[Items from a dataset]
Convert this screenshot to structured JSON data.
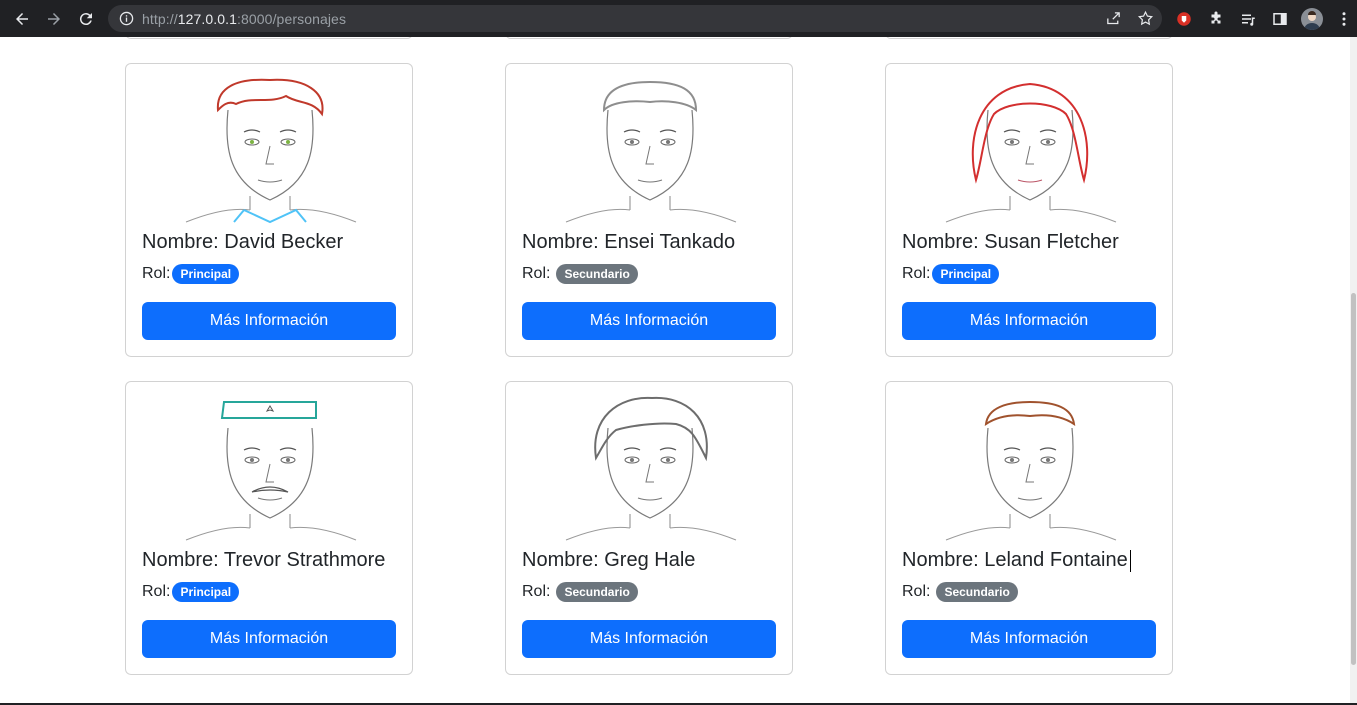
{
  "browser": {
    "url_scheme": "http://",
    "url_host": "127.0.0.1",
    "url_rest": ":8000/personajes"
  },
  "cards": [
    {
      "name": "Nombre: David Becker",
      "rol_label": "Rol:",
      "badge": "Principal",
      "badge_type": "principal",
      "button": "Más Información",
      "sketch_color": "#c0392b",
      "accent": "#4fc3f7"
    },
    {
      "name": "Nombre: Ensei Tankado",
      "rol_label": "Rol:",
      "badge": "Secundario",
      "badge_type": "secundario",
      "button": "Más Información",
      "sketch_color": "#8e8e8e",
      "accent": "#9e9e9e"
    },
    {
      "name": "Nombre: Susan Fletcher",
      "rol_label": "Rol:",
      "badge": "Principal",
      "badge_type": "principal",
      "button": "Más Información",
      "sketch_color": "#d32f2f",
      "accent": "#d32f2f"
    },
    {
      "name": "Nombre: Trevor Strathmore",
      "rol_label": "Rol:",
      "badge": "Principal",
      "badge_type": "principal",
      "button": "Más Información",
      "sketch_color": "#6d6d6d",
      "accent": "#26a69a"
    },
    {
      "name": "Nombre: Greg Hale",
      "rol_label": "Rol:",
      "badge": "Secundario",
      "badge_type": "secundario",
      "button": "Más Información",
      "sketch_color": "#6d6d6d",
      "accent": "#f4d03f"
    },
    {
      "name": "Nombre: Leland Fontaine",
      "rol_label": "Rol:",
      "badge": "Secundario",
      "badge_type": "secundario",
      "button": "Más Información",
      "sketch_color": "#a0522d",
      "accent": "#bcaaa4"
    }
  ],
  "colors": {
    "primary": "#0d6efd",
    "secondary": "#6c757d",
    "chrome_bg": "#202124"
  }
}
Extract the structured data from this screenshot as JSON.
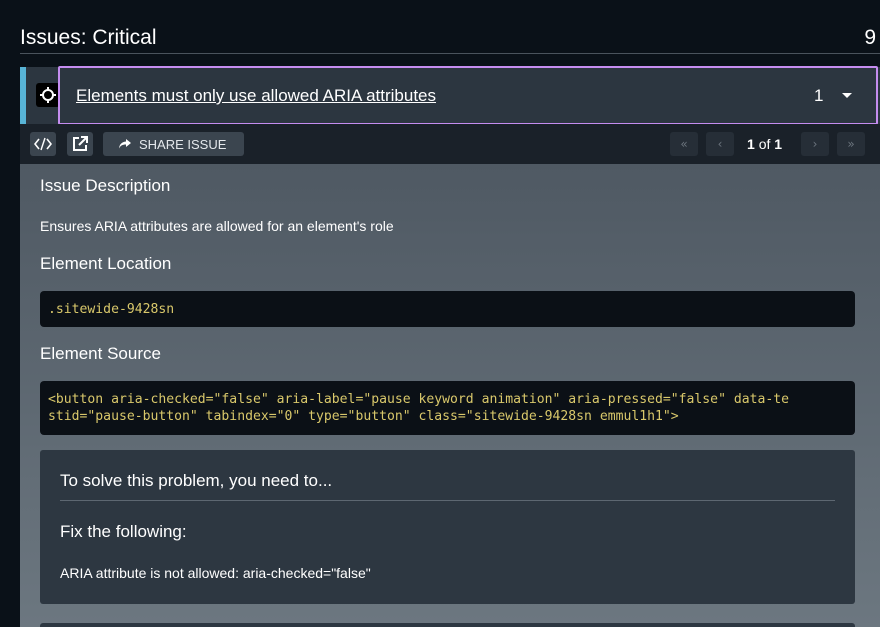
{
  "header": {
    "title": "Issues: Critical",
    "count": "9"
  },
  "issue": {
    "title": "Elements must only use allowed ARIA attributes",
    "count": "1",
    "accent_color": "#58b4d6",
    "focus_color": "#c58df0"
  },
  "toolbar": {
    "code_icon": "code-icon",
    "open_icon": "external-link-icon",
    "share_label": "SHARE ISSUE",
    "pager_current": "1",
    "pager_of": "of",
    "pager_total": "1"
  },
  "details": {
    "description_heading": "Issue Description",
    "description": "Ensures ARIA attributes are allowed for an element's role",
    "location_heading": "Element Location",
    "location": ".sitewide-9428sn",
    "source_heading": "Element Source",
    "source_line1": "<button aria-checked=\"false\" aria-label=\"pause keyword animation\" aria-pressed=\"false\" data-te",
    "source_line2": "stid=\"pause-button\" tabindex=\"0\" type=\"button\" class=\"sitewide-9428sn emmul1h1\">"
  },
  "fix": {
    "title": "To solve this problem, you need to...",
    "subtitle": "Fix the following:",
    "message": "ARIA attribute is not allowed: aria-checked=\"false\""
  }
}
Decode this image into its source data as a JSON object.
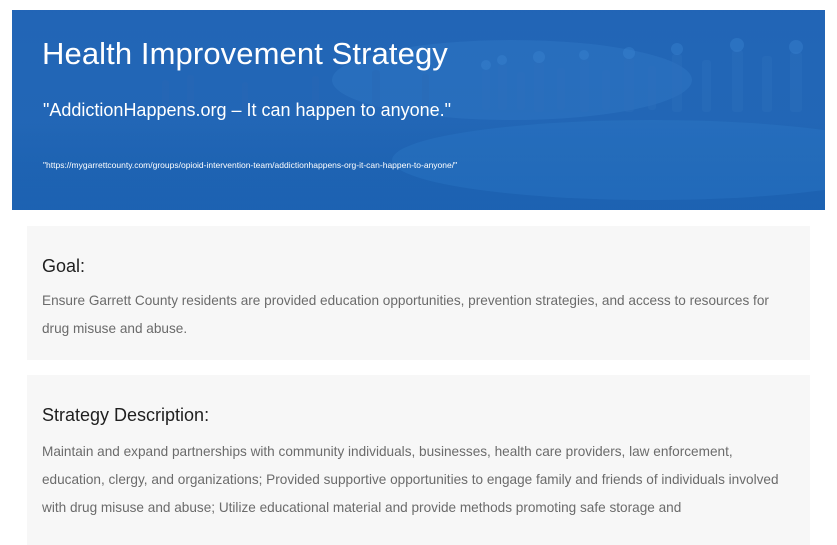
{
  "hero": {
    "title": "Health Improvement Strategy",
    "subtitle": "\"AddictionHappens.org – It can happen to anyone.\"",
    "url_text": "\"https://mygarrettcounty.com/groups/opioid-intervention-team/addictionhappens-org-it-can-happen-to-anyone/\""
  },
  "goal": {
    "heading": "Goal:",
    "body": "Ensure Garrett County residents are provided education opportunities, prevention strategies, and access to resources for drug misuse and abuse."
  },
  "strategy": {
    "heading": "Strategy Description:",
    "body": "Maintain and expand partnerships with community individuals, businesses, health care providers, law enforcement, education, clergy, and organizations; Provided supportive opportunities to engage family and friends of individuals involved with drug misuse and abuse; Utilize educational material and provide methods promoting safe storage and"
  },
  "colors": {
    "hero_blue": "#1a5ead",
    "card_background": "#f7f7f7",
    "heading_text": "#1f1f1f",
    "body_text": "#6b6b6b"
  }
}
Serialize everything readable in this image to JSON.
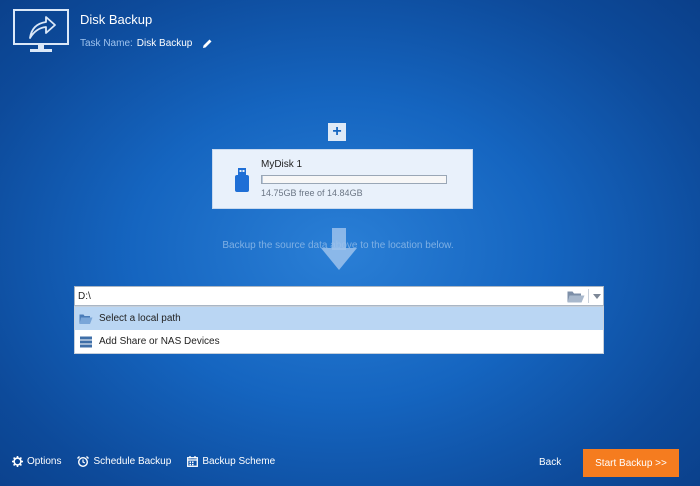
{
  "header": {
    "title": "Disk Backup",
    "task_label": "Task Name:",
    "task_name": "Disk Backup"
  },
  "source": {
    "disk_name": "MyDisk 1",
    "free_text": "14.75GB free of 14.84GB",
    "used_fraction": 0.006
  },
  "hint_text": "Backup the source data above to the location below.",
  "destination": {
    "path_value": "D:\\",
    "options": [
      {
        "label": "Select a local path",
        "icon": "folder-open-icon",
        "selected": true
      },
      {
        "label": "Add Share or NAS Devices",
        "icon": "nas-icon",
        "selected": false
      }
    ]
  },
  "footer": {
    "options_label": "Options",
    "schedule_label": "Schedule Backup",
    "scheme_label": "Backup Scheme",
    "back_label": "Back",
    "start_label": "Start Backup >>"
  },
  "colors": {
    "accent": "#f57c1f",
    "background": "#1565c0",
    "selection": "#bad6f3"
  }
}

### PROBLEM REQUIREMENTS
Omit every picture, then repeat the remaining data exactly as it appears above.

### COMPLETED TASK
Convert this screenshot to structured JSON data.
{
  "browser": {
    "url_scheme": "http://",
    "url_host": "127.0.0.1",
    "url_rest": ":8000/personajes"
  },
  "cards": [
    {
      "name": "Nombre: David Becker",
      "rol_label": "Rol:",
      "badge": "Principal",
      "badge_type": "principal",
      "button": "Más Información",
      "sketch_color": "#c0392b",
      "accent": "#4fc3f7"
    },
    {
      "name": "Nombre: Ensei Tankado",
      "rol_label": "Rol:",
      "badge": "Secundario",
      "badge_type": "secundario",
      "button": "Más Información",
      "sketch_color": "#8e8e8e",
      "accent": "#9e9e9e"
    },
    {
      "name": "Nombre: Susan Fletcher",
      "rol_label": "Rol:",
      "badge": "Principal",
      "badge_type": "principal",
      "button": "Más Información",
      "sketch_color": "#d32f2f",
      "accent": "#d32f2f"
    },
    {
      "name": "Nombre: Trevor Strathmore",
      "rol_label": "Rol:",
      "badge": "Principal",
      "badge_type": "principal",
      "button": "Más Información",
      "sketch_color": "#6d6d6d",
      "accent": "#26a69a"
    },
    {
      "name": "Nombre: Greg Hale",
      "rol_label": "Rol:",
      "badge": "Secundario",
      "badge_type": "secundario",
      "button": "Más Información",
      "sketch_color": "#6d6d6d",
      "accent": "#f4d03f"
    },
    {
      "name": "Nombre: Leland Fontaine",
      "rol_label": "Rol:",
      "badge": "Secundario",
      "badge_type": "secundario",
      "button": "Más Información",
      "sketch_color": "#a0522d",
      "accent": "#bcaaa4"
    }
  ],
  "colors": {
    "primary": "#0d6efd",
    "secondary": "#6c757d",
    "chrome_bg": "#202124"
  }
}
Extract the structured data from this screenshot as JSON.
{
  "header": {
    "title": "Issues: Critical",
    "count": "9"
  },
  "issue": {
    "title": "Elements must only use allowed ARIA attributes",
    "count": "1",
    "accent_color": "#58b4d6",
    "focus_color": "#c58df0"
  },
  "toolbar": {
    "code_icon": "code-icon",
    "open_icon": "external-link-icon",
    "share_label": "SHARE ISSUE",
    "pager_current": "1",
    "pager_of": "of",
    "pager_total": "1"
  },
  "details": {
    "description_heading": "Issue Description",
    "description": "Ensures ARIA attributes are allowed for an element's role",
    "location_heading": "Element Location",
    "location": ".sitewide-9428sn",
    "source_heading": "Element Source",
    "source_line1": "<button aria-checked=\"false\" aria-label=\"pause keyword animation\" aria-pressed=\"false\" data-te",
    "source_line2": "stid=\"pause-button\" tabindex=\"0\" type=\"button\" class=\"sitewide-9428sn emmul1h1\">"
  },
  "fix": {
    "title": "To solve this problem, you need to...",
    "subtitle": "Fix the following:",
    "message": "ARIA attribute is not allowed: aria-checked=\"false\""
  }
}
Decode this image into its source data as a JSON object.
{
  "hero": {
    "title": "Health Improvement Strategy",
    "subtitle": "\"AddictionHappens.org – It can happen to anyone.\"",
    "url_text": "\"https://mygarrettcounty.com/groups/opioid-intervention-team/addictionhappens-org-it-can-happen-to-anyone/\""
  },
  "goal": {
    "heading": "Goal:",
    "body": "Ensure Garrett County residents are provided education opportunities, prevention strategies, and access to resources for drug misuse and abuse."
  },
  "strategy": {
    "heading": "Strategy Description:",
    "body": "Maintain and expand partnerships with community individuals, businesses, health care providers, law enforcement, education, clergy, and organizations; Provided supportive opportunities to engage family and friends of individuals involved with drug misuse and abuse; Utilize educational material and provide methods promoting safe storage and"
  },
  "colors": {
    "hero_blue": "#1a5ead",
    "card_background": "#f7f7f7",
    "heading_text": "#1f1f1f",
    "body_text": "#6b6b6b"
  }
}
Serialize everything readable in this image to JSON.
{
  "header": {
    "title": "Disk Backup",
    "task_label": "Task Name:",
    "task_name": "Disk Backup"
  },
  "source": {
    "disk_name": "MyDisk 1",
    "free_text": "14.75GB free of 14.84GB",
    "used_fraction": 0.006
  },
  "hint_text": "Backup the source data above to the location below.",
  "destination": {
    "path_value": "D:\\",
    "options": [
      {
        "label": "Select a local path",
        "icon": "folder-open-icon",
        "selected": true
      },
      {
        "label": "Add Share or NAS Devices",
        "icon": "nas-icon",
        "selected": false
      }
    ]
  },
  "footer": {
    "options_label": "Options",
    "schedule_label": "Schedule Backup",
    "scheme_label": "Backup Scheme",
    "back_label": "Back",
    "start_label": "Start Backup >>"
  },
  "colors": {
    "accent": "#f57c1f",
    "background": "#1565c0",
    "selection": "#bad6f3"
  }
}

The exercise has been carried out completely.